(Data records for software interfaces)
------------------------------------------------

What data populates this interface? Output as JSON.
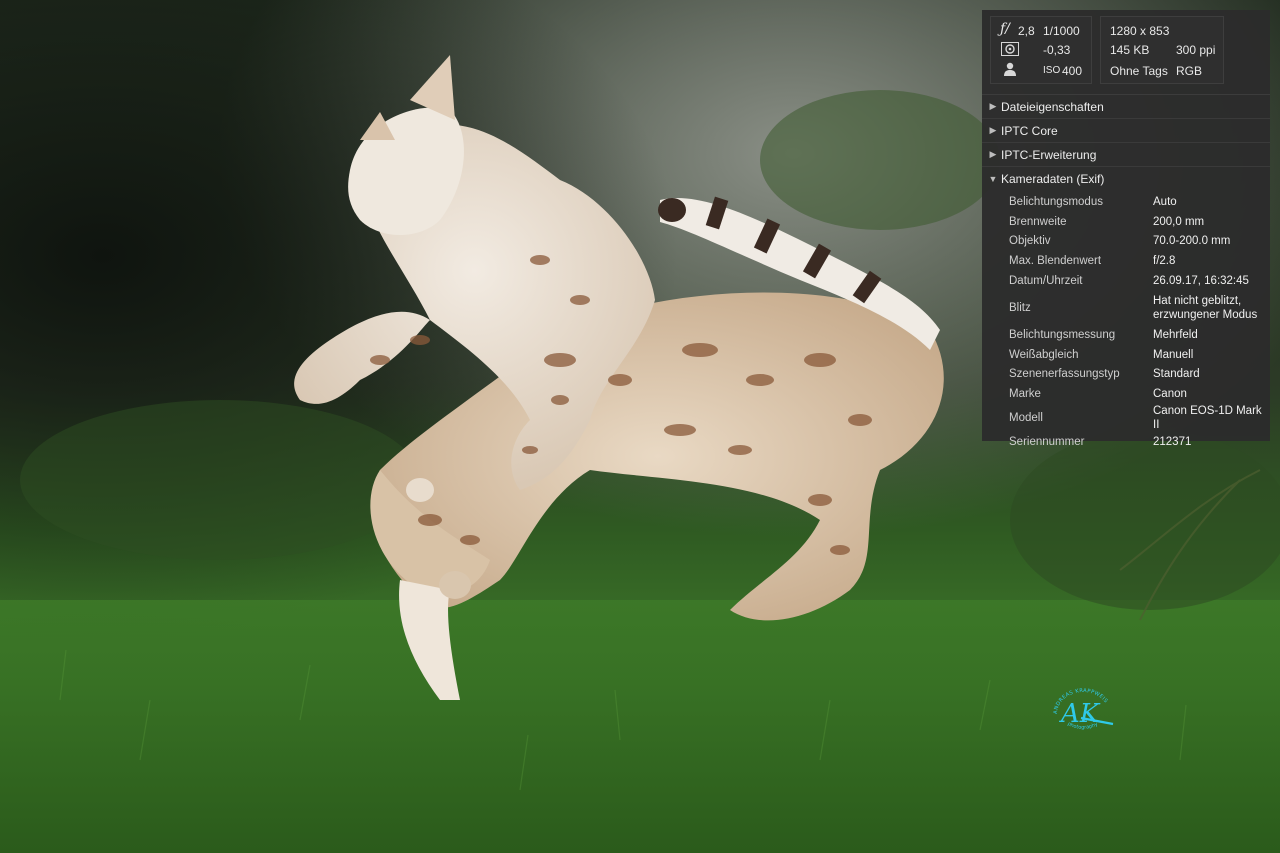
{
  "summary": {
    "aperture_prefix": "ƒ/",
    "aperture": "2,8",
    "shutter": "1/1000",
    "exposure_comp": "-0,33",
    "iso_label": "ISO",
    "iso": "400",
    "dimensions": "1280 x 853",
    "file_size": "145 KB",
    "resolution": "300 ppi",
    "tags": "Ohne Tags",
    "color_mode": "RGB"
  },
  "sections": [
    {
      "label": "Dateieigenschaften",
      "open": false
    },
    {
      "label": "IPTC Core",
      "open": false
    },
    {
      "label": "IPTC-Erweiterung",
      "open": false
    },
    {
      "label": "Kameradaten (Exif)",
      "open": true
    }
  ],
  "exif": [
    {
      "key": "Belichtungsmodus",
      "value": "Auto"
    },
    {
      "key": "Brennweite",
      "value": "200,0 mm"
    },
    {
      "key": "Objektiv",
      "value": "70.0-200.0 mm"
    },
    {
      "key": "Max. Blendenwert",
      "value": "f/2.8"
    },
    {
      "key": "Datum/Uhrzeit",
      "value": "26.09.17, 16:32:45"
    },
    {
      "key": "Blitz",
      "value": "Hat nicht geblitzt, erzwungener Modus"
    },
    {
      "key": "Belichtungsmessung",
      "value": "Mehrfeld"
    },
    {
      "key": "Weißabgleich",
      "value": "Manuell"
    },
    {
      "key": "Szenenerfassungstyp",
      "value": "Standard"
    },
    {
      "key": "Marke",
      "value": "Canon"
    },
    {
      "key": "Modell",
      "value": "Canon EOS-1D Mark II"
    },
    {
      "key": "Seriennummer",
      "value": "212371"
    }
  ],
  "watermark": {
    "initials": "AK",
    "arc_top": "ANDREAS KRAPPWEIS",
    "arc_bottom": "photography",
    "color": "#2fc9e8"
  },
  "icons": {
    "metering": "metering-mode-icon",
    "person": "exposure-program-icon"
  }
}
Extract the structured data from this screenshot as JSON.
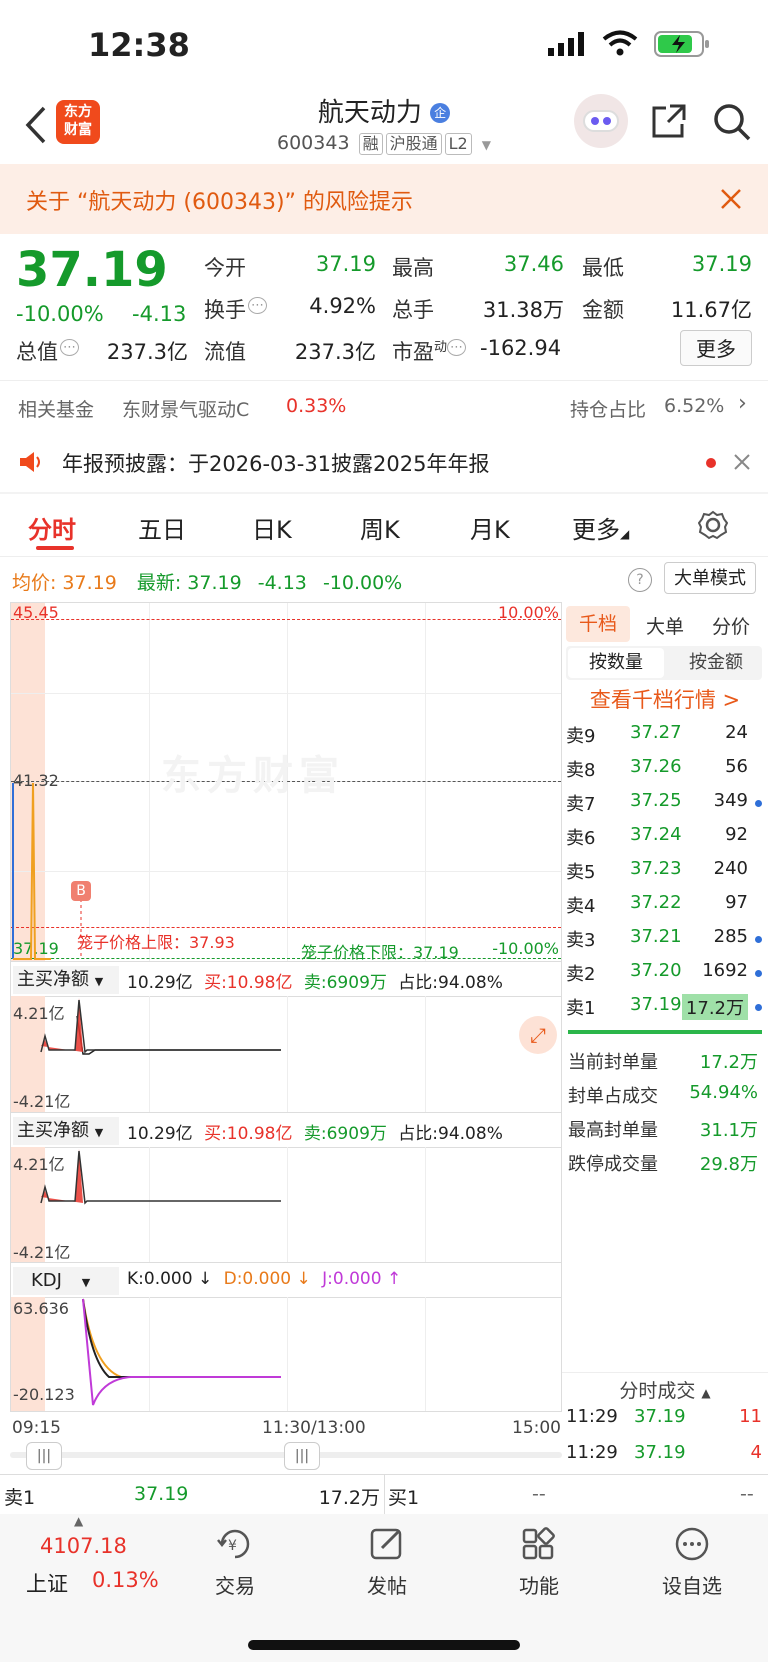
{
  "status_bar": {
    "time": "12:38"
  },
  "header": {
    "title": "航天动力",
    "code": "600343",
    "tags": [
      "融",
      "沪股通",
      "L2"
    ],
    "logo_text": "东方财富"
  },
  "risk_banner": {
    "text": "关于 “航天动力 (600343)” 的风险提示"
  },
  "quote": {
    "price": "37.19",
    "change_pct": "-10.00%",
    "change": "-4.13",
    "open_label": "今开",
    "open": "37.19",
    "high_label": "最高",
    "high": "37.46",
    "low_label": "最低",
    "low": "37.19",
    "turnover_label": "换手",
    "turnover": "4.92%",
    "volume_label": "总手",
    "volume": "31.38万",
    "amount_label": "金额",
    "amount": "11.67亿",
    "mktcap_label": "总值",
    "mktcap": "237.3亿",
    "float_label": "流值",
    "float": "237.3亿",
    "pe_label": "市盈",
    "pe_sup": "动",
    "pe": "-162.94",
    "more_button": "更多"
  },
  "fund_row": {
    "label": "相关基金",
    "fund_name": "东财景气驱动C",
    "fund_pct": "0.33%",
    "holding_label": "持仓占比",
    "holding_pct": "6.52%"
  },
  "notice": {
    "text": "年报预披露：于2026-03-31披露2025年年报"
  },
  "chart_tabs": [
    "分时",
    "五日",
    "日K",
    "周K",
    "月K",
    "更多"
  ],
  "chart_info": {
    "avg_label": "均价:",
    "avg": "37.19",
    "latest_label": "最新:",
    "latest": "37.19",
    "latest_chg": "-4.13",
    "latest_pct": "-10.00%",
    "big_order_mode": "大单模式"
  },
  "main_chart": {
    "y_top": "45.45",
    "y_mid": "41.32",
    "y_bottom": "37.19",
    "pct_top": "10.00%",
    "pct_bottom": "-10.00%",
    "cage_upper": "笼子价格上限：37.93",
    "cage_lower": "笼子价格下限：37.19",
    "marker": "B",
    "watermark": "东方财富"
  },
  "indicator1": {
    "selector": "主买净额",
    "net": "10.29亿",
    "buy": "买:10.98亿",
    "sell": "卖:6909万",
    "ratio": "占比:94.08%",
    "y_top": "4.21亿",
    "y_bottom": "-4.21亿"
  },
  "indicator2": {
    "selector": "主买净额",
    "net": "10.29亿",
    "buy": "买:10.98亿",
    "sell": "卖:6909万",
    "ratio": "占比:94.08%",
    "y_top": "4.21亿",
    "y_bottom": "-4.21亿"
  },
  "kdj": {
    "selector": "KDJ",
    "k": "K:0.000 ↓",
    "d": "D:0.000 ↓",
    "j": "J:0.000 ↑",
    "y_top": "63.636",
    "y_bottom": "-20.123"
  },
  "time_axis": {
    "start": "09:15",
    "mid": "11:30/13:00",
    "end": "15:00"
  },
  "order_book": {
    "tabs": [
      "千档",
      "大单",
      "分价"
    ],
    "subtabs": [
      "按数量",
      "按金额"
    ],
    "link": "查看千档行情 >",
    "asks": [
      {
        "label": "卖9",
        "price": "37.27",
        "qty": "24",
        "dot": false
      },
      {
        "label": "卖8",
        "price": "37.26",
        "qty": "56",
        "dot": false
      },
      {
        "label": "卖7",
        "price": "37.25",
        "qty": "349",
        "dot": true
      },
      {
        "label": "卖6",
        "price": "37.24",
        "qty": "92",
        "dot": false
      },
      {
        "label": "卖5",
        "price": "37.23",
        "qty": "240",
        "dot": false
      },
      {
        "label": "卖4",
        "price": "37.22",
        "qty": "97",
        "dot": false
      },
      {
        "label": "卖3",
        "price": "37.21",
        "qty": "285",
        "dot": true
      },
      {
        "label": "卖2",
        "price": "37.20",
        "qty": "1692",
        "dot": true
      },
      {
        "label": "卖1",
        "price": "37.19",
        "qty": "17.2万",
        "dot": true
      }
    ],
    "stats": [
      {
        "label": "当前封单量",
        "value": "17.2万"
      },
      {
        "label": "封单占成交",
        "value": "54.94%"
      },
      {
        "label": "最高封单量",
        "value": "31.1万"
      },
      {
        "label": "跌停成交量",
        "value": "29.8万"
      }
    ],
    "trades_header": "分时成交",
    "trades": [
      {
        "time": "11:29",
        "price": "37.19",
        "qty": "11"
      },
      {
        "time": "11:29",
        "price": "37.19",
        "qty": "4"
      }
    ]
  },
  "bottom_quote": {
    "sell1_label": "卖1",
    "sell1_price": "37.19",
    "sell1_qty": "17.2万",
    "buy1_label": "买1",
    "buy1_price": "--",
    "buy1_qty": "--"
  },
  "bottom_nav": {
    "index_value": "4107.18",
    "index_name": "上证",
    "index_pct": "0.13%",
    "items": [
      "交易",
      "发帖",
      "功能",
      "设自选"
    ]
  },
  "colors": {
    "up": "#e8322a",
    "down": "#159a2b",
    "accent": "#e8591a"
  }
}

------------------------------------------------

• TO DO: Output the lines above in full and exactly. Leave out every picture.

• ANSWER BELOW:
What data populates this interface? Output as JSON.
{
  "summary": {
    "aperture_prefix": "ƒ/",
    "aperture": "2,8",
    "shutter": "1/1000",
    "exposure_comp": "-0,33",
    "iso_label": "ISO",
    "iso": "400",
    "dimensions": "1280 x 853",
    "file_size": "145 KB",
    "resolution": "300 ppi",
    "tags": "Ohne Tags",
    "color_mode": "RGB"
  },
  "sections": [
    {
      "label": "Dateieigenschaften",
      "open": false
    },
    {
      "label": "IPTC Core",
      "open": false
    },
    {
      "label": "IPTC-Erweiterung",
      "open": false
    },
    {
      "label": "Kameradaten (Exif)",
      "open": true
    }
  ],
  "exif": [
    {
      "key": "Belichtungsmodus",
      "value": "Auto"
    },
    {
      "key": "Brennweite",
      "value": "200,0 mm"
    },
    {
      "key": "Objektiv",
      "value": "70.0-200.0 mm"
    },
    {
      "key": "Max. Blendenwert",
      "value": "f/2.8"
    },
    {
      "key": "Datum/Uhrzeit",
      "value": "26.09.17, 16:32:45"
    },
    {
      "key": "Blitz",
      "value": "Hat nicht geblitzt, erzwungener Modus"
    },
    {
      "key": "Belichtungsmessung",
      "value": "Mehrfeld"
    },
    {
      "key": "Weißabgleich",
      "value": "Manuell"
    },
    {
      "key": "Szenenerfassungstyp",
      "value": "Standard"
    },
    {
      "key": "Marke",
      "value": "Canon"
    },
    {
      "key": "Modell",
      "value": "Canon EOS-1D Mark II"
    },
    {
      "key": "Seriennummer",
      "value": "212371"
    }
  ],
  "watermark": {
    "initials": "AK",
    "arc_top": "ANDREAS KRAPPWEIS",
    "arc_bottom": "photography",
    "color": "#2fc9e8"
  },
  "icons": {
    "metering": "metering-mode-icon",
    "person": "exposure-program-icon"
  }
}
Extract the structured data from this screenshot as JSON.
{
  "status_bar": {
    "time": "12:38"
  },
  "header": {
    "title": "航天动力",
    "code": "600343",
    "tags": [
      "融",
      "沪股通",
      "L2"
    ],
    "logo_text": "东方财富"
  },
  "risk_banner": {
    "text": "关于 “航天动力 (600343)” 的风险提示"
  },
  "quote": {
    "price": "37.19",
    "change_pct": "-10.00%",
    "change": "-4.13",
    "open_label": "今开",
    "open": "37.19",
    "high_label": "最高",
    "high": "37.46",
    "low_label": "最低",
    "low": "37.19",
    "turnover_label": "换手",
    "turnover": "4.92%",
    "volume_label": "总手",
    "volume": "31.38万",
    "amount_label": "金额",
    "amount": "11.67亿",
    "mktcap_label": "总值",
    "mktcap": "237.3亿",
    "float_label": "流值",
    "float": "237.3亿",
    "pe_label": "市盈",
    "pe_sup": "动",
    "pe": "-162.94",
    "more_button": "更多"
  },
  "fund_row": {
    "label": "相关基金",
    "fund_name": "东财景气驱动C",
    "fund_pct": "0.33%",
    "holding_label": "持仓占比",
    "holding_pct": "6.52%"
  },
  "notice": {
    "text": "年报预披露：于2026-03-31披露2025年年报"
  },
  "chart_tabs": [
    "分时",
    "五日",
    "日K",
    "周K",
    "月K",
    "更多"
  ],
  "chart_info": {
    "avg_label": "均价:",
    "avg": "37.19",
    "latest_label": "最新:",
    "latest": "37.19",
    "latest_chg": "-4.13",
    "latest_pct": "-10.00%",
    "big_order_mode": "大单模式"
  },
  "main_chart": {
    "y_top": "45.45",
    "y_mid": "41.32",
    "y_bottom": "37.19",
    "pct_top": "10.00%",
    "pct_bottom": "-10.00%",
    "cage_upper": "笼子价格上限：37.93",
    "cage_lower": "笼子价格下限：37.19",
    "marker": "B",
    "watermark": "东方财富"
  },
  "indicator1": {
    "selector": "主买净额",
    "net": "10.29亿",
    "buy": "买:10.98亿",
    "sell": "卖:6909万",
    "ratio": "占比:94.08%",
    "y_top": "4.21亿",
    "y_bottom": "-4.21亿"
  },
  "indicator2": {
    "selector": "主买净额",
    "net": "10.29亿",
    "buy": "买:10.98亿",
    "sell": "卖:6909万",
    "ratio": "占比:94.08%",
    "y_top": "4.21亿",
    "y_bottom": "-4.21亿"
  },
  "kdj": {
    "selector": "KDJ",
    "k": "K:0.000 ↓",
    "d": "D:0.000 ↓",
    "j": "J:0.000 ↑",
    "y_top": "63.636",
    "y_bottom": "-20.123"
  },
  "time_axis": {
    "start": "09:15",
    "mid": "11:30/13:00",
    "end": "15:00"
  },
  "order_book": {
    "tabs": [
      "千档",
      "大单",
      "分价"
    ],
    "subtabs": [
      "按数量",
      "按金额"
    ],
    "link": "查看千档行情 >",
    "asks": [
      {
        "label": "卖9",
        "price": "37.27",
        "qty": "24",
        "dot": false
      },
      {
        "label": "卖8",
        "price": "37.26",
        "qty": "56",
        "dot": false
      },
      {
        "label": "卖7",
        "price": "37.25",
        "qty": "349",
        "dot": true
      },
      {
        "label": "卖6",
        "price": "37.24",
        "qty": "92",
        "dot": false
      },
      {
        "label": "卖5",
        "price": "37.23",
        "qty": "240",
        "dot": false
      },
      {
        "label": "卖4",
        "price": "37.22",
        "qty": "97",
        "dot": false
      },
      {
        "label": "卖3",
        "price": "37.21",
        "qty": "285",
        "dot": true
      },
      {
        "label": "卖2",
        "price": "37.20",
        "qty": "1692",
        "dot": true
      },
      {
        "label": "卖1",
        "price": "37.19",
        "qty": "17.2万",
        "dot": true
      }
    ],
    "stats": [
      {
        "label": "当前封单量",
        "value": "17.2万"
      },
      {
        "label": "封单占成交",
        "value": "54.94%"
      },
      {
        "label": "最高封单量",
        "value": "31.1万"
      },
      {
        "label": "跌停成交量",
        "value": "29.8万"
      }
    ],
    "trades_header": "分时成交",
    "trades": [
      {
        "time": "11:29",
        "price": "37.19",
        "qty": "11"
      },
      {
        "time": "11:29",
        "price": "37.19",
        "qty": "4"
      }
    ]
  },
  "bottom_quote": {
    "sell1_label": "卖1",
    "sell1_price": "37.19",
    "sell1_qty": "17.2万",
    "buy1_label": "买1",
    "buy1_price": "--",
    "buy1_qty": "--"
  },
  "bottom_nav": {
    "index_value": "4107.18",
    "index_name": "上证",
    "index_pct": "0.13%",
    "items": [
      "交易",
      "发帖",
      "功能",
      "设自选"
    ]
  },
  "colors": {
    "up": "#e8322a",
    "down": "#159a2b",
    "accent": "#e8591a"
  }
}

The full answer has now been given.